That's because for the past year, engineering students with the Electric Car Club at Grand Valley State University have been transforming a donated 1999 Subaru Outback Legacy from a gas-powered import to an all-electric vehicle.
"My wife really didn't want to get rid of it," said Ron Grew, lab supervisor at the John C. Kennedy Hall of Engineering downtown at the Pew Campus, who donated the car in 2009.
"It had some engine problems and it was going to be too much to repair," he said. "I figured it would be great to make an electric car out of."
Under the supervision of Grew and Professor Mehmet Sozen, the students are nearing the finish line for the Subaru conversion project, having overcome numerous design challenges on their quest to replace the car's internal combustion engine with an all-electric motor.
The project received about $13,000 in grant funding from the university and the team ordered parts this spring and summer. If all goes well, they are hoping the project, tackled a few hours each week, will be read to roll out in June.
"It's truly meant to be the exact same as a gasoline-powered car, just with batteries," said Andrew Twining, a 25-year-old mechanical engineering major from Norton Shores.
Twining is one of the leaders on the conversion team, which began a two-pronged approach to the project after tearing out the engine parts unnecessary to the Subaru's new life as an electric vehicle.
Mechanical engineering majors were assigned roles designing mounting and structural integrity components while the team's electrical and computer engineering majors figured systems for wiring routes, safety and power load.
Soon, they will attach their 30 horsepower, 120-volt direct current WarP9 brand electric motor to the transmission using a mount designed by Mike Martinelli, a 21-year-old a mechanical engineering major from Highland.
Before they do that, the motor's controller unit, which converts a driver's stop-and-go pedal actions into a digital input, needs to be mounted on a design by Caitlyn Hurley, a 19-year-old mechanical engineering freshman from Clinton Township.
Those are among the myriad tasks that still need figuring out before the car is road-worthy.
When it is finished, the car will be hauling 20 deep-cycle lead-acid batteries weighing 1,300 pounds in the back, necessitating some kind of suspension support. They are expecting the 5-speed manual shift car to top out at about 70 to 80 mph, with an 80-mile range.

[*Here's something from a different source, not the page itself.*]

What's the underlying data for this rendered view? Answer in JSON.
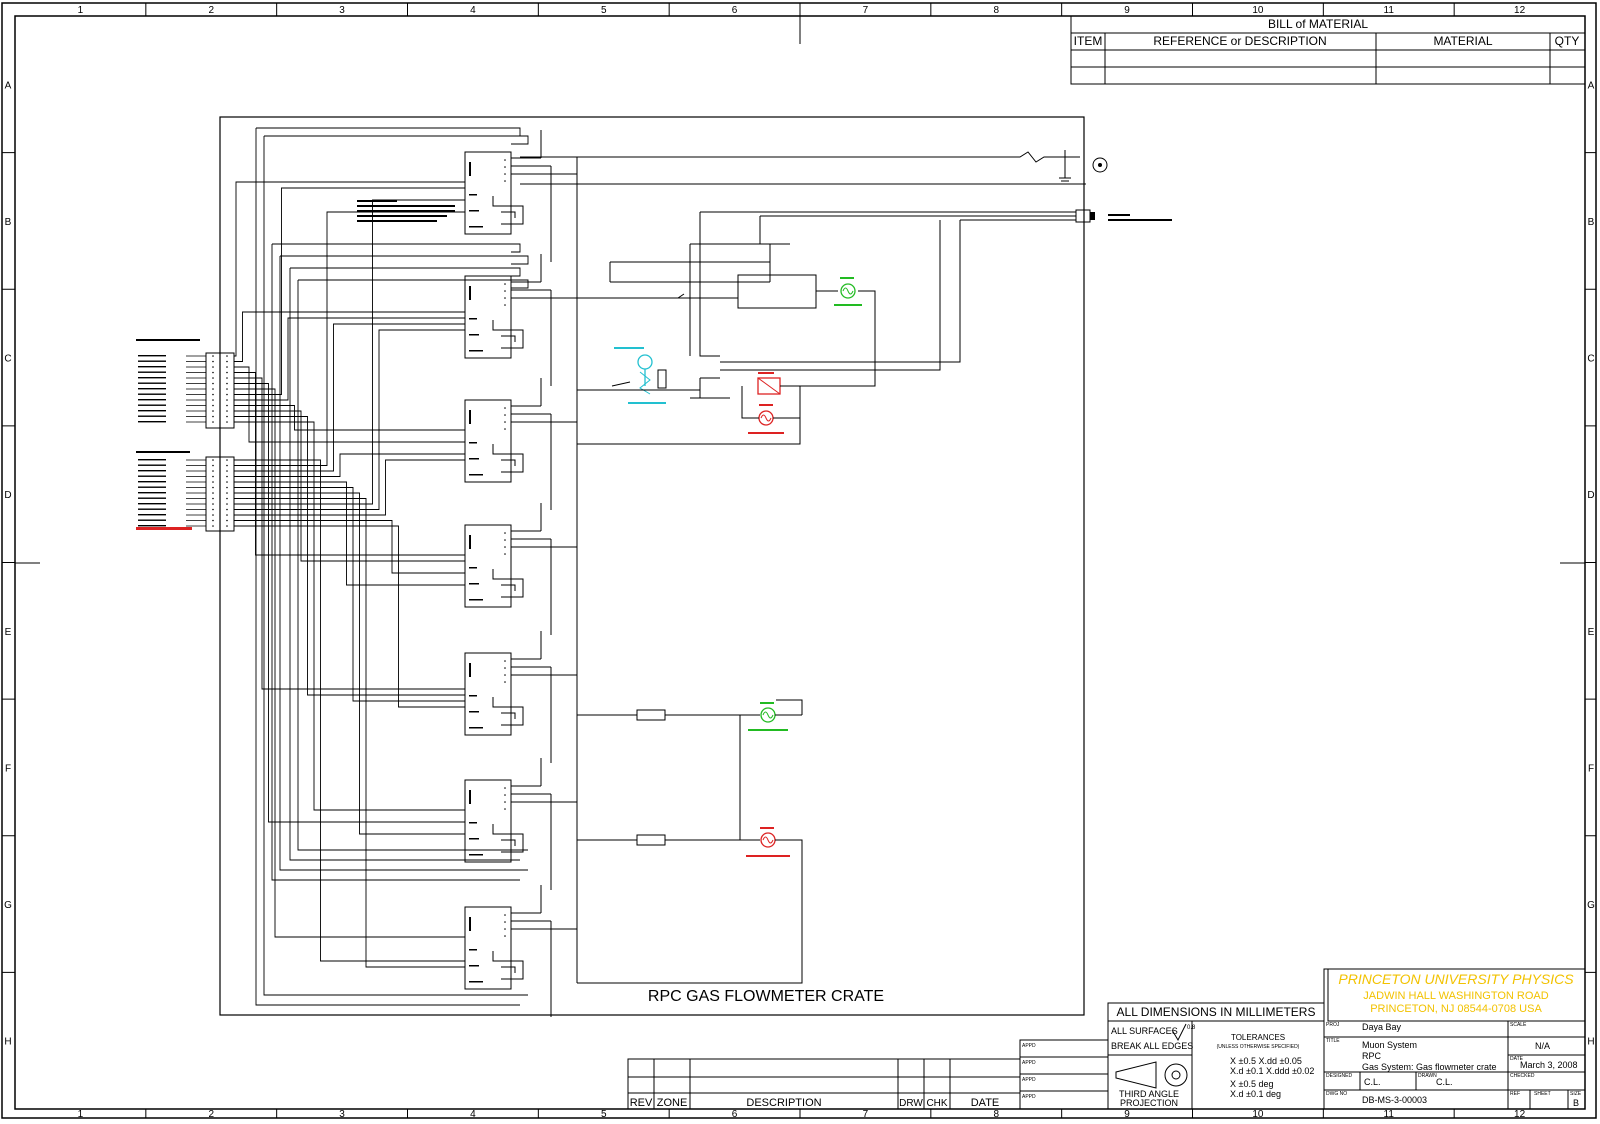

For some of the systems, the students found themselves looking to a small but existing market for kit parts designed by garage-based electric car enthusiasts around the world.
"It's a lot like somebody gave you two-thirds of a Lego kit," said Mike Hesel, a mechanical engineering graduate from Ann Arbor. "It assumes you have the capability to design and fabricate every custom piece you don't have."
"And not having the directions or the final picture, either," added Twining.
The work takes place in the vehicle bay in the engineering building each Monday for a few hours, when students work around what they say is an intense engineering program with a high attrition rate.
In order to graduate, GVSU engineering students must complete a certain amount of hours in a mandatory co-op program where they gain field-work experience on private sector projects.
However, the car conversion project gives these students a leg-up when they enter the competitive job market. Hesel said he got three job offers based on his work with the Subaru.
"When we finish this design, I can take pictures of this to the company I'm interviewing with and say 'Look what I did. Look what I built,'" said Martinelli
Information from: The Grand Rapids Press, http://www.mlive.com/grand-rapids